Allocate processing, functions, design the database, define database processing, allocate execution time, define interfaces and processing modes with the operating system, describe input and output processing, and define preliminary operating procedures.”

The outcome of this phase is an overview document with a goal that:

Each and every worker must have an elemental understanding of the system. At least one person must have a deep understanding of the system which comes partially from having had to write an overview document.”

Interestingly, in his 1980 Turing-award lecture, Tony Hoare recounts a story of a cancelled project from the sixties where he felt responsible for the failure because he let the programmers do things which himself didn’t understand.

Document the design

Royce starts the longest section of the paper with a categorical statement:

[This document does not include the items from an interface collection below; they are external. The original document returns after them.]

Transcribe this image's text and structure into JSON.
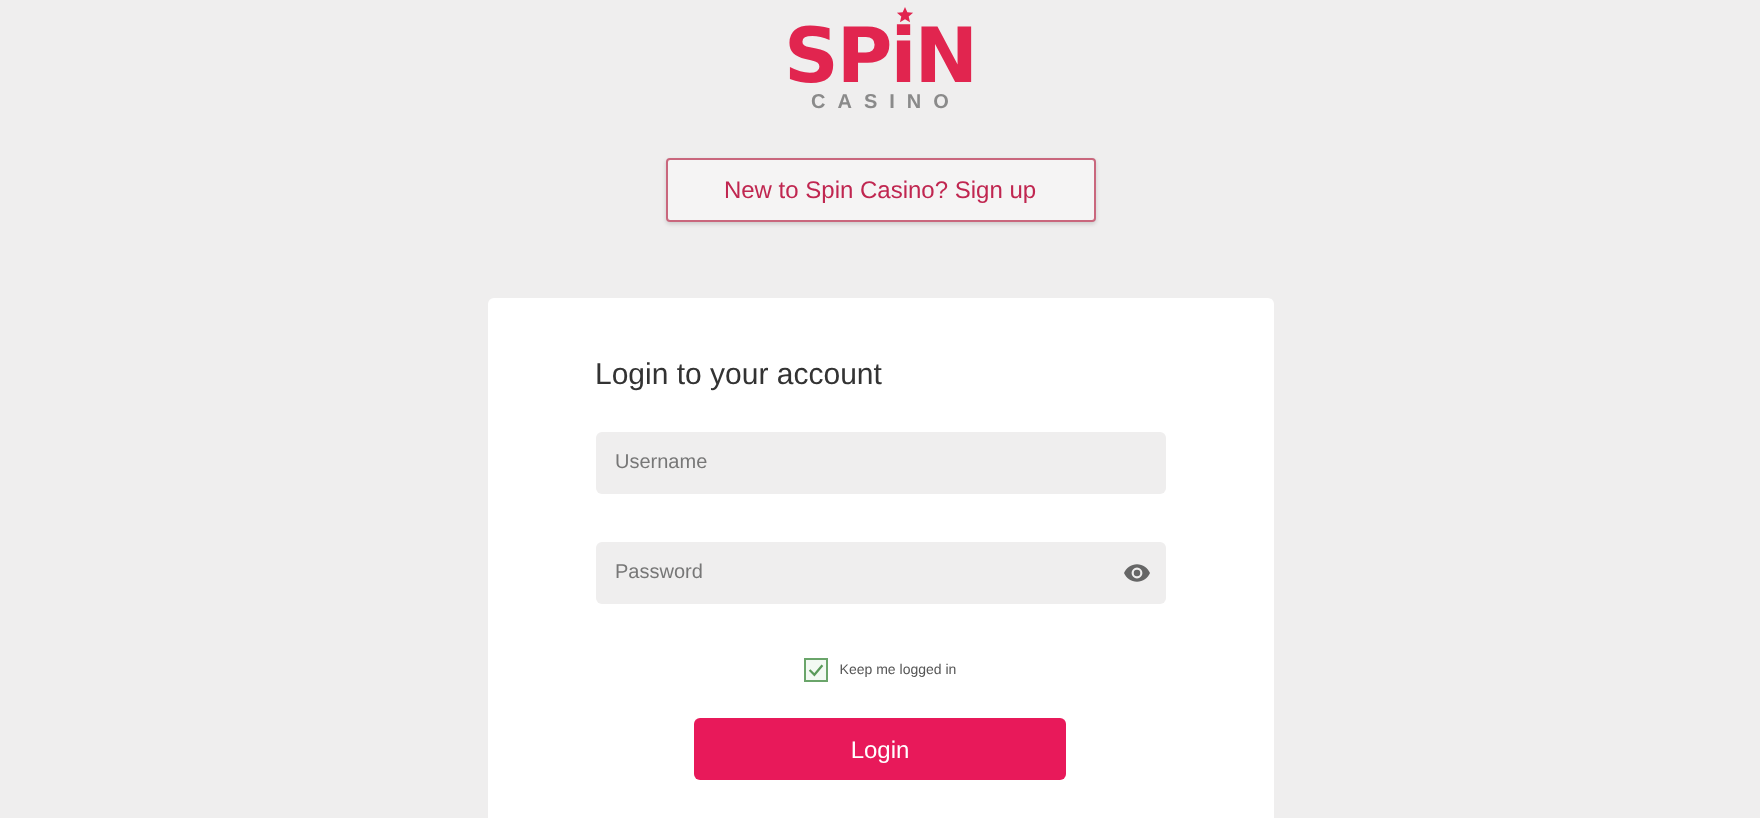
{
  "logo": {
    "word": "SPiN",
    "subword": "CASINO"
  },
  "signup_button": {
    "label": "New to Spin Casino? Sign up"
  },
  "login_card": {
    "title": "Login to your account",
    "fields": [
      {
        "kind": "text",
        "placeholder": "Username"
      },
      {
        "kind": "password",
        "placeholder": "Password"
      }
    ],
    "keep_logged_in": {
      "label": "Keep me logged in",
      "checked": true
    },
    "login_button": {
      "label": "Login"
    }
  }
}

The first rule of managing software development is ruthless enforcement of documentation requirements. […] Management of software is simply impossible without a high degree of documentation.”

A verbal record is intangible to be a basis for a communication interface or management decision. Without a written record one cannot evaluate the project’s progress nor its completion.

Documentation serves as the primary means of communication between people on different parts of the project: developers, testers, people in operations. Additionally, good documentation permits effective redesign, updating and retrofitting without throwing away the entire existing framework of operating software.

How much documentation is enough? According to Royce, in 5 million dollar (approximately 38 million in 2023) software project, an adequate specification document would be around 1500 pages long.

Do it twice

If the product is totally original, Royce recommends building a prototype which he calls an early simulation of the final product:

If the computer program in question is being developed for the first time, arrange matters so that the version finally delivered to the customer for operational deployment is actually the second version insofar as critical design/operations areas are concerned.”

The goal of the prototype is to test which hypotheses hold and identify areas of the design which are too optimistic. Royce highlights that the personnel involved in the pilot must have an intuitive feel for analysis, coding and program design. In other words, the most experienced engineers in the team should be assigned to this work.

Plan, control and monitor testing

This part on testing is the second-longest section of the paper, here I highlight only a few points.

If the project followed the previous steps, most problems should be already solved:

The previous three recommendations to design the program before beginning analysis and coding, to document it completely, and to build a pilot model are all aimed at uncovering and solving problems before entering the test phase.”

In this section Royce observes that most errors are obvious, and he argues for performing code reviews: every bit of code should be subjected to a simple visual scan by a second party who did not do the original analysis or code.

He also promotes good test coverage: every logic path in the computer program at least once with some kind of numerical check. He puts the bar high: as a customer he would insist on nearly 100% coverage.

Involve the customer

Royce recognizes that even after an agreement, what the desired software is going to do is a subject of wide interpretation. He suggests that the customer is formally involved during design reviews and during the final software acceptance review.


I am surprised how many ideas, that we consider as “modern”, are present in this paper from 1970. Designing data flows, pilot projects, code reviews, customer involvement are all mentioned here by someone who managed projects during the sixties. Computing was totally different then, but software projects suffered the same problem as today.

More than fifty years later, I feel that the Royce’s wisdom remains relevant. Many suggestions in this paper were rediscovered or reformulated later, perhaps some are still ignored.

This is a fantastic paper. The original is only 11 pages, I highly recommend reading it.


The figures in this article are from the original paper.